— What needs to be done —
Provide only the number of lines in the data below that contain the string "value".

— Dataset excerpts —
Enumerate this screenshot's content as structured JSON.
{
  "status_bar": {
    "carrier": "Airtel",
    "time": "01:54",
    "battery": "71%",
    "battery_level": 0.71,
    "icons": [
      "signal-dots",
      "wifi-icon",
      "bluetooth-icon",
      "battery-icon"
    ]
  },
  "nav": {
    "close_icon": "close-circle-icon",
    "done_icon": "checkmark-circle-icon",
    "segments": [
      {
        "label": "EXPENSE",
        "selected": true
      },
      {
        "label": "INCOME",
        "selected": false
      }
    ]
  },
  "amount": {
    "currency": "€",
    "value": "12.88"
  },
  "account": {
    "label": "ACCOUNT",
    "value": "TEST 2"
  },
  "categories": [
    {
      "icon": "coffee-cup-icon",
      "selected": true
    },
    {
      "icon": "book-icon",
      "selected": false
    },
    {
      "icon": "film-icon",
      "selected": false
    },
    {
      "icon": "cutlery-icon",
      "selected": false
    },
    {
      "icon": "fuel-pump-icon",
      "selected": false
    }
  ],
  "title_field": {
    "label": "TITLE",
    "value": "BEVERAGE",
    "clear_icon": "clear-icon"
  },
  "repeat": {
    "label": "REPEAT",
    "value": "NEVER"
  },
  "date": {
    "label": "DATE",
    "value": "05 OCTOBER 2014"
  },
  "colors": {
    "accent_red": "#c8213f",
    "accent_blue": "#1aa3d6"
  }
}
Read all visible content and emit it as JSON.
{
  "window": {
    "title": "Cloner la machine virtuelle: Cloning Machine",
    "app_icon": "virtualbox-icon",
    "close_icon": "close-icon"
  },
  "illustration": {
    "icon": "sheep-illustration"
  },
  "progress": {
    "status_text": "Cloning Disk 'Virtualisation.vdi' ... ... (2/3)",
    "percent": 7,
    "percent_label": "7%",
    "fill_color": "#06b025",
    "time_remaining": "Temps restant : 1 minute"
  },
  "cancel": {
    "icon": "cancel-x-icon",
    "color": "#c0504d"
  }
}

— Response area —
5